*** Opening of THE INPUT ***

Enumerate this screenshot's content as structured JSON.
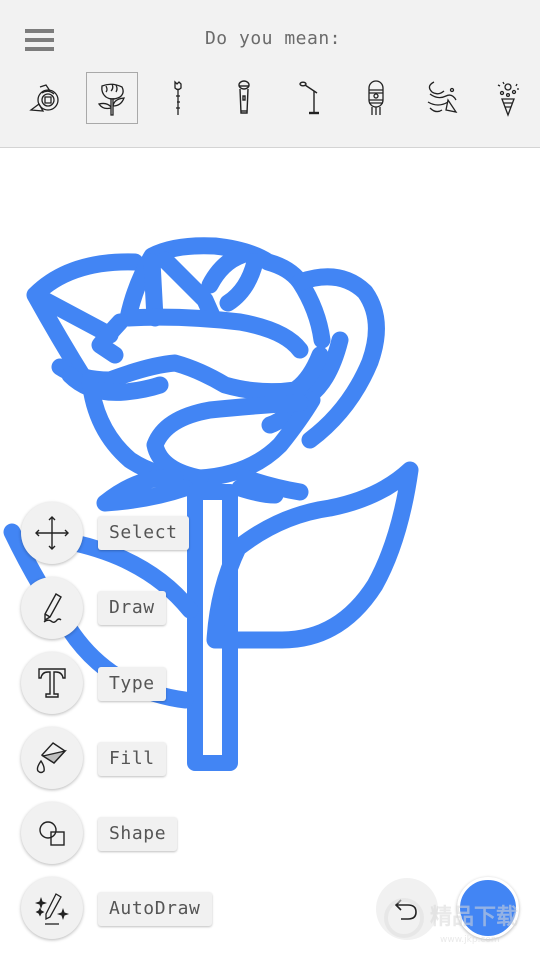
{
  "header": {
    "menu_icon": "hamburger-icon",
    "prompt": "Do you mean:"
  },
  "suggestions": [
    {
      "name": "rose-bloom",
      "selected": false
    },
    {
      "name": "rose-with-leaves",
      "selected": true
    },
    {
      "name": "rose-long-stem",
      "selected": false
    },
    {
      "name": "microphone",
      "selected": false
    },
    {
      "name": "microphone-stand",
      "selected": false
    },
    {
      "name": "vintage-microphone",
      "selected": false
    },
    {
      "name": "party-streamers",
      "selected": false
    },
    {
      "name": "party-popper",
      "selected": false
    }
  ],
  "tools": [
    {
      "id": "select",
      "label": "Select",
      "icon": "move-arrows-icon"
    },
    {
      "id": "draw",
      "label": "Draw",
      "icon": "pencil-icon"
    },
    {
      "id": "type",
      "label": "Type",
      "icon": "text-t-icon"
    },
    {
      "id": "fill",
      "label": "Fill",
      "icon": "paint-bucket-icon"
    },
    {
      "id": "shape",
      "label": "Shape",
      "icon": "shapes-icon"
    },
    {
      "id": "autodraw",
      "label": "AutoDraw",
      "icon": "magic-pencil-icon"
    }
  ],
  "actions": {
    "undo_icon": "undo-icon",
    "current_color": "#4285f4"
  },
  "drawing": {
    "subject": "rose",
    "stroke_color": "#4285f4"
  },
  "watermark": {
    "text": "精品下载",
    "subtext": "www.jkp.com"
  }
}
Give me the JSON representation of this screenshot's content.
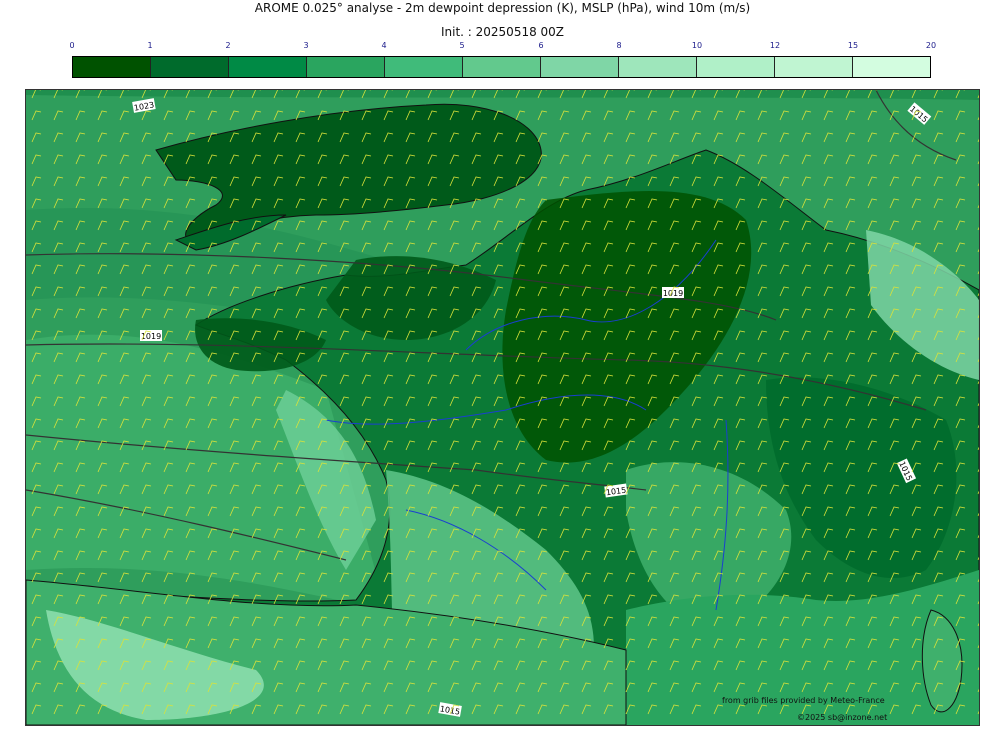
{
  "title": "AROME 0.025° analyse - 2m dewpoint depression (K), MSLP (hPa), wind 10m (m/s)",
  "subtitle": "Init. : 20250518 00Z",
  "colorbar": {
    "ticks": [
      "0",
      "1",
      "2",
      "3",
      "4",
      "5",
      "6",
      "8",
      "10",
      "12",
      "15",
      "20"
    ],
    "colors": [
      "#005200",
      "#006b2c",
      "#008a45",
      "#2aa55f",
      "#40bb7a",
      "#62c98d",
      "#7fd6a6",
      "#9ee6bb",
      "#b0f0c8",
      "#c0f5d2",
      "#d3fde0"
    ]
  },
  "isobars": [
    {
      "label": "1023"
    },
    {
      "label": "1019"
    },
    {
      "label": "1019"
    },
    {
      "label": "1015"
    },
    {
      "label": "1015"
    },
    {
      "label": "1015"
    },
    {
      "label": "1015"
    }
  ],
  "credits": {
    "source": "from grib files provided by Meteo-France",
    "copyright": "©2025 sb@inzone.net"
  }
}
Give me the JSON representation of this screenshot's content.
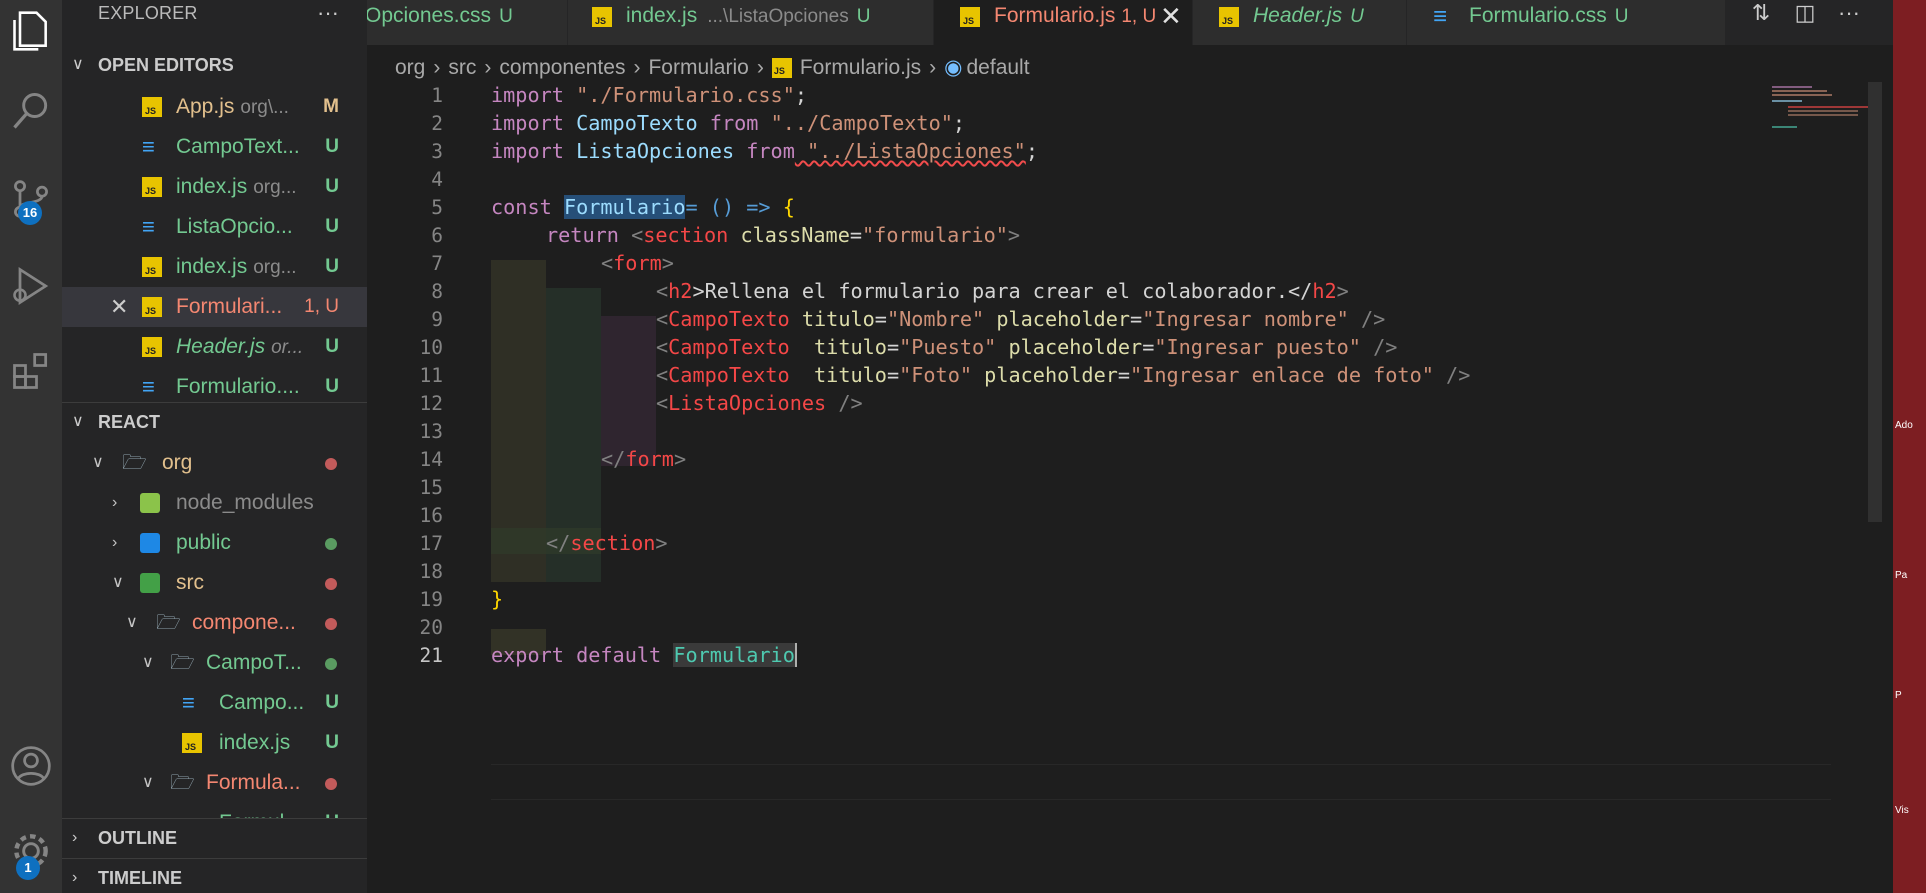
{
  "activity": {
    "source_control_badge": "16",
    "settings_badge": "1"
  },
  "explorer": {
    "title": "EXPLORER",
    "more": "···",
    "open_editors_header": "OPEN EDITORS",
    "open_editors": [
      {
        "name": "App.js",
        "desc": "org\\...",
        "status": "M",
        "type": "js"
      },
      {
        "name": "CampoText...",
        "desc": "",
        "status": "U",
        "type": "css"
      },
      {
        "name": "index.js",
        "desc": "org...",
        "status": "U",
        "type": "js"
      },
      {
        "name": "ListaOpcio...",
        "desc": "",
        "status": "U",
        "type": "css"
      },
      {
        "name": "index.js",
        "desc": "org...",
        "status": "U",
        "type": "js"
      },
      {
        "name": "Formulari...",
        "desc": "",
        "status": "1, U",
        "type": "js"
      },
      {
        "name": "Header.js",
        "desc": "or...",
        "status": "U",
        "type": "js"
      },
      {
        "name": "Formulario....",
        "desc": "",
        "status": "U",
        "type": "css"
      }
    ],
    "react_header": "REACT",
    "tree": [
      {
        "name": "org",
        "kind": "folder"
      },
      {
        "name": "node_modules",
        "kind": "folder"
      },
      {
        "name": "public",
        "kind": "folder"
      },
      {
        "name": "src",
        "kind": "folder"
      },
      {
        "name": "compone...",
        "kind": "folder"
      },
      {
        "name": "CampoT...",
        "kind": "folder"
      },
      {
        "name": "Campo...",
        "kind": "css",
        "status": "U"
      },
      {
        "name": "index.js",
        "kind": "js",
        "status": "U"
      },
      {
        "name": "Formula...",
        "kind": "folder"
      },
      {
        "name": "Formul...",
        "kind": "css",
        "status": "U"
      }
    ],
    "outline_header": "OUTLINE",
    "timeline_header": "TIMELINE"
  },
  "tabs": [
    {
      "name": "Opciones.css",
      "status": "U"
    },
    {
      "name": "index.js",
      "desc": "...\\ListaOpciones",
      "status": "U"
    },
    {
      "name": "Formulario.js",
      "status": "1, U"
    },
    {
      "name": "Header.js",
      "status": "U"
    },
    {
      "name": "Formulario.css",
      "status": "U"
    }
  ],
  "breadcrumb": [
    "org",
    "src",
    "componentes",
    "Formulario",
    "Formulario.js",
    "default"
  ],
  "line_numbers": [
    "1",
    "2",
    "3",
    "4",
    "5",
    "6",
    "7",
    "8",
    "9",
    "10",
    "11",
    "12",
    "13",
    "14",
    "15",
    "16",
    "17",
    "18",
    "19",
    "20",
    "21"
  ],
  "code": {
    "l1": [
      "import",
      " \"./Formulario.css\"",
      ";"
    ],
    "l2": [
      "import",
      " CampoTexto ",
      "from",
      " \"../CampoTexto\"",
      ";"
    ],
    "l3": [
      "import",
      " ListaOpciones ",
      "from",
      " \"../ListaOpciones\"",
      ";"
    ],
    "l5": [
      "const",
      " ",
      "Formulario",
      "= () => ",
      "{"
    ],
    "l6": [
      "return",
      " <",
      "section",
      " className",
      "=",
      "\"formulario\"",
      ">"
    ],
    "l7": [
      "<",
      "form",
      ">"
    ],
    "l8": [
      "<",
      "h2",
      ">Rellena el formulario para crear el colaborador.</",
      "h2",
      ">"
    ],
    "l9": [
      "<",
      "CampoTexto",
      " titulo",
      "=",
      "\"Nombre\"",
      " placeholder",
      "=",
      "\"Ingresar nombre\"",
      " />"
    ],
    "l10": [
      "<",
      "CampoTexto",
      "  titulo",
      "=",
      "\"Puesto\"",
      " placeholder",
      "=",
      "\"Ingresar puesto\"",
      " />"
    ],
    "l11": [
      "<",
      "CampoTexto",
      "  titulo",
      "=",
      "\"Foto\"",
      " placeholder",
      "=",
      "\"Ingresar enlace de foto\"",
      " />"
    ],
    "l12": [
      "<",
      "ListaOpciones",
      " />"
    ],
    "l14": [
      "</",
      "form",
      ">"
    ],
    "l17": [
      "</",
      "section",
      ">"
    ],
    "l19": [
      "}"
    ],
    "l21": [
      "export",
      " default ",
      "Formulario"
    ]
  },
  "desktop": {
    "labels": [
      "Ado",
      "Pa",
      "P",
      "Vis"
    ]
  },
  "colors": {
    "editor_bg": "#1e1e1e",
    "sidebar_bg": "#252526",
    "activity_bg": "#333333",
    "badge": "#0e70c0",
    "untracked": "#73c991",
    "modified": "#e2c08d",
    "error": "#f48771"
  }
}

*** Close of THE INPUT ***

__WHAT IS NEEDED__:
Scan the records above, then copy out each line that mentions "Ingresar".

__EXERCISE ANSWER__:
      "\"Ingresar nombre\"",
      "\"Ingresar puesto\"",
      "\"Ingresar enlace de foto\"",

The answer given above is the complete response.